ANAHEIM -- Austin Hays was the latest Oriole to shine at Angel Stadium on Wednesday night.
The 2023 All-Star had one of his best games of the season, recording four hits and a home run while finishing a triple shy of the cycle. His offensive explosion was the leading force in the Orioles’ 10-3 win over the Angels, which secured a series sweep and their AL-leading 88th win.
- Games remaining: at BOS (3), vs. STL (3), vs. TB (4), at HOU (3), at CLE (4), vs. WSH (2), vs. BOS (4)
- Standings update: The Orioles (88-51) are 3 1/2 games up in the American League East over the second-place Rays (85-55), who won vs. the Red Sox. Baltimore currently has the best record in the AL, meaning it would not have to play a Wild Card Series and would head to the AL Division Series as the No. 1 seed.
- Magic number: 20
Hays had a spectacular first half that resulted him starting for the AL All-Star team as an injury replacement. In 77 first-half games, Hays had a .314 batting average and 133 wRC+. Immediately after the All-Star break, though, Hays went into one of the worst slumps of his career, posting a .375 OPS in 66 plate appearances through the end of July.
Hays has surged in a major way down the stretch for the Orioles since that point. Dating back to Aug. 1, Hays has an .899 OPS and .534 SLG. He’s looked more like the first-half stud who can be a leading offensive force for the Orioles in the playoffs.
“It took me a little bit of time to get my fastball timing back,” Hays said. “Once I got my swing back to where it was the first three months, I started making better swing decisions.”
Hays’ offensive turnaround was abundantly clear on Wednesday night. Each of his hits came on four different pitch types -- a four-seamer, changeup, curveball and slider. Each ball left his bat with an exit velocity north of 100 mph.
“It’s a good recipe for success when you’re laying off pitches out of the zone, waiting out the pitcher and barreling balls on the line,” Hays said.
It was also a big night for Kyle Gibson.
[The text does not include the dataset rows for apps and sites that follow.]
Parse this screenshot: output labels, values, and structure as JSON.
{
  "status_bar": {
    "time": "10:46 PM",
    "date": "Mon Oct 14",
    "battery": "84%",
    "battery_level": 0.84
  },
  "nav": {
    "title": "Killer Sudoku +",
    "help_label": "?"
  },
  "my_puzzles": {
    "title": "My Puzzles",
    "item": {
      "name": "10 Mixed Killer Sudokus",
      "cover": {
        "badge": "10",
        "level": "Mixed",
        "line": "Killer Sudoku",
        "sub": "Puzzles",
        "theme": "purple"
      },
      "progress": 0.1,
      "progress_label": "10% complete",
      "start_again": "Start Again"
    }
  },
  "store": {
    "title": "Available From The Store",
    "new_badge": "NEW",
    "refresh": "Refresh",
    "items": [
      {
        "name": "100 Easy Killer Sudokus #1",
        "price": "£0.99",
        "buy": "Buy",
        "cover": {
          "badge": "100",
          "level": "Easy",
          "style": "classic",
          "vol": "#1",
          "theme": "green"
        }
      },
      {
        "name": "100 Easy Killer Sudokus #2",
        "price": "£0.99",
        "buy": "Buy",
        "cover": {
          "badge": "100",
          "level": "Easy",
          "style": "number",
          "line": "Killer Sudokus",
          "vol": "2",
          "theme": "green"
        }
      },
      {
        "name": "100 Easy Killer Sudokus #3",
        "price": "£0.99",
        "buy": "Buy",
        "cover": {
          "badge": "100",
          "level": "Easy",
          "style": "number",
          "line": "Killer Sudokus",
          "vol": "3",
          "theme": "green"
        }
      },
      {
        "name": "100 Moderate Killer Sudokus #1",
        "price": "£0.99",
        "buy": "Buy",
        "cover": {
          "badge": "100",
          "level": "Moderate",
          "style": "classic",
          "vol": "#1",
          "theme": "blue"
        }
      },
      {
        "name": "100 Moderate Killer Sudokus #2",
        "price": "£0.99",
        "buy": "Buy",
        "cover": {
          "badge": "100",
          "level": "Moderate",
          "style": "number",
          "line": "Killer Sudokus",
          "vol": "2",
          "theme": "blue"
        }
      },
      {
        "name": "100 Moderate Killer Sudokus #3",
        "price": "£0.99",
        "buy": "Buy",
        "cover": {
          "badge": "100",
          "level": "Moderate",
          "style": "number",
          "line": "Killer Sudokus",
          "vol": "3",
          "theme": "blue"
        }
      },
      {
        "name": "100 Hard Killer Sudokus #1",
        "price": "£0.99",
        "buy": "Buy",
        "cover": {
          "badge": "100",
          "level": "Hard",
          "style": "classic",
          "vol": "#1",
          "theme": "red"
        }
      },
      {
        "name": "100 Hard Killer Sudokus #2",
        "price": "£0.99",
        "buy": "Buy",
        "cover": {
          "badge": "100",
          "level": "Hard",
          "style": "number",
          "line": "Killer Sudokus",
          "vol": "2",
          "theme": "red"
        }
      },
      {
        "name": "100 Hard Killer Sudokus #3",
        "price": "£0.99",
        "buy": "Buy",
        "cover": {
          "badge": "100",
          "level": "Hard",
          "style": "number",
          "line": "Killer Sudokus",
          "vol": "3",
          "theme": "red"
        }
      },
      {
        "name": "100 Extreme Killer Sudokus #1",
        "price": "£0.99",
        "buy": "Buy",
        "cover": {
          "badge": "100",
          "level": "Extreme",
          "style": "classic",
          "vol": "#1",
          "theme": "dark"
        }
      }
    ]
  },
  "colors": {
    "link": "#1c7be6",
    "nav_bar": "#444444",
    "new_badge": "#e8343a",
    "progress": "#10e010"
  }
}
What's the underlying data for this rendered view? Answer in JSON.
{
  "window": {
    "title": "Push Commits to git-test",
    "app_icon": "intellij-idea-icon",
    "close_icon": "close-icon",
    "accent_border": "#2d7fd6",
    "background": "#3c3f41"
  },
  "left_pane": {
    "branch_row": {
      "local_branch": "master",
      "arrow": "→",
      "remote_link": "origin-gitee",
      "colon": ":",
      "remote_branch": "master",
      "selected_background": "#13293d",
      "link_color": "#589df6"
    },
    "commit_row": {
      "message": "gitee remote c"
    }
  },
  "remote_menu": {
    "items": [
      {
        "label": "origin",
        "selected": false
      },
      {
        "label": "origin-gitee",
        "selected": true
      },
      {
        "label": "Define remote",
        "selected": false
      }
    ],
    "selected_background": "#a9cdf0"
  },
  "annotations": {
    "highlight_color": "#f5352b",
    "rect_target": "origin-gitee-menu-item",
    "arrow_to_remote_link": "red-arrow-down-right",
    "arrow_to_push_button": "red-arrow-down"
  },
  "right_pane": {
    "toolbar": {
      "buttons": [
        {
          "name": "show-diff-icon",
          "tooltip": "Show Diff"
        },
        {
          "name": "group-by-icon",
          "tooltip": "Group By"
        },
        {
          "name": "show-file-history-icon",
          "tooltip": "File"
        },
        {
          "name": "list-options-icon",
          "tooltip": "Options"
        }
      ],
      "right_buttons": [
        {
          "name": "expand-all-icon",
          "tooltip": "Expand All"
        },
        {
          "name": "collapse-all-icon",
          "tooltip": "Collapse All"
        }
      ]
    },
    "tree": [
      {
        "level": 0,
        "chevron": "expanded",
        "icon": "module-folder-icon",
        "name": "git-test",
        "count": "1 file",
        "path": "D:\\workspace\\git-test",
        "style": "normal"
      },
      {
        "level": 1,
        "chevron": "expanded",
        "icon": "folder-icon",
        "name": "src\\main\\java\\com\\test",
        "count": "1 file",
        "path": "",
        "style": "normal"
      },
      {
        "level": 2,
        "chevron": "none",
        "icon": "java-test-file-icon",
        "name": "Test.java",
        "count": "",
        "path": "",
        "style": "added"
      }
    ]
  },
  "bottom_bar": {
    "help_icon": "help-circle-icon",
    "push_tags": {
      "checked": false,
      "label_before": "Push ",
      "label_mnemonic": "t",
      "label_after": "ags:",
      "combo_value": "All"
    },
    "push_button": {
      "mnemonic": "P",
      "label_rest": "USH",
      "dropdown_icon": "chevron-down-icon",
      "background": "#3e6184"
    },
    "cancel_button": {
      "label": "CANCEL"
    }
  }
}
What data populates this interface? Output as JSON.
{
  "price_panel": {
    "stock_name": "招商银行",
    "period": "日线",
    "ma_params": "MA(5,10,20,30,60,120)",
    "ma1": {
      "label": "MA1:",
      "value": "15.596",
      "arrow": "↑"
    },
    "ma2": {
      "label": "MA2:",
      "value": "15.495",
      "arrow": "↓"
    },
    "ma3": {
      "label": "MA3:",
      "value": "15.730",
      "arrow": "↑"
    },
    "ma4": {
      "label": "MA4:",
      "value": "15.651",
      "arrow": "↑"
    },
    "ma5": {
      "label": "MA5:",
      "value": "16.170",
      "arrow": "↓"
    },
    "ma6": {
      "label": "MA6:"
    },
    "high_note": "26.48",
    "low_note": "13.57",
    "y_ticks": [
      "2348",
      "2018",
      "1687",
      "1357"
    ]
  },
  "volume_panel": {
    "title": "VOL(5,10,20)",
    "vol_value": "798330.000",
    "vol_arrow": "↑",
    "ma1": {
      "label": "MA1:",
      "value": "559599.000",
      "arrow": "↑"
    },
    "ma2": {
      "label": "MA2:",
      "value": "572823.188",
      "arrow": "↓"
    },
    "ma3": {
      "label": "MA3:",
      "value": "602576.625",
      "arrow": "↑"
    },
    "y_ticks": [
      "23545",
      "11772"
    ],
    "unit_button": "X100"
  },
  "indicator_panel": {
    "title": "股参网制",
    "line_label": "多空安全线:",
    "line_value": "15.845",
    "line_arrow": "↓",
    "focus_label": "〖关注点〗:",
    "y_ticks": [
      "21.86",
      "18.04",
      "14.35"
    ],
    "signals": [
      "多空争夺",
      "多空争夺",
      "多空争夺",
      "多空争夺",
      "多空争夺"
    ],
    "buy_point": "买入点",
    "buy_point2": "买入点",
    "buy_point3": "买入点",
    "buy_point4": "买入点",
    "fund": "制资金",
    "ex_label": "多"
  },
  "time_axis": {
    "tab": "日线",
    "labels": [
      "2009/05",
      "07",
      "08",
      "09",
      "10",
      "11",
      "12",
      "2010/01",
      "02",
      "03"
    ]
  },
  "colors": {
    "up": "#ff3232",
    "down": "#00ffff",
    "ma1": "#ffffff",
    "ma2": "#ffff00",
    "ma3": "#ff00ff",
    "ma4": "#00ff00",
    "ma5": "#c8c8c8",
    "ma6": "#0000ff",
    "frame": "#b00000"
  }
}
After posting a 3.89 ERA through his first dozen starts, Gibson had a 6.13 ERA across his next 16 games. Gibson’s outing on Wednesday was a big step forward after allowing 23 runs (9.13 ERA) in his previous four starts.
“Normally, when I get in a stretch like this, I do a deep dive and look at things. My pitch execution just wasn’t where it needed to be,” Gibson said. “I just tried to simplify the approach a little bit tonight and use my pitches where they’ve been successful all year long.”
Gibson’s performance was also another reminder of how far their rotation has come. After a sluggish start to the season, Orioles starters have a top-10 ERA (4.07) and WHIP (1.19) since June 1. In that time, Orioles starters lead the Majors with 43 quality starts. It’s been huge for a team inching closer to clinching the No. 1 seed in the American League.
“When you can have a group that is able to take the ball and execute pitches to the level that we have, it can add a lot of consistency to a team,” Gibson said. “As a starting pitcher, that’s our job. Be the consistent part of this team so that the offense had an idea of what they need to do to win, night in and night out.”
Looking ahead, the Orioles made some changes to the rotation for their upcoming series against the Red Sox. Manager Brandon Hyde said that the club is moving to a five-man rotation, at least for the time being. With the off-day on Thursday, Kyle Bradish will start the series opener on Friday. Jack Flaherty goes on Saturday, with Grayson Rodriguez pitching on Sunday.
As a corresponding move, Cole Irvin moved into a long-relief role and tossed a scoreless inning on Wednesday. With John Means making what should be his final rehab start on Wednesday -- he allowed three runs in five innings and threw 67 pitches -- the O's staff could get a boost soon.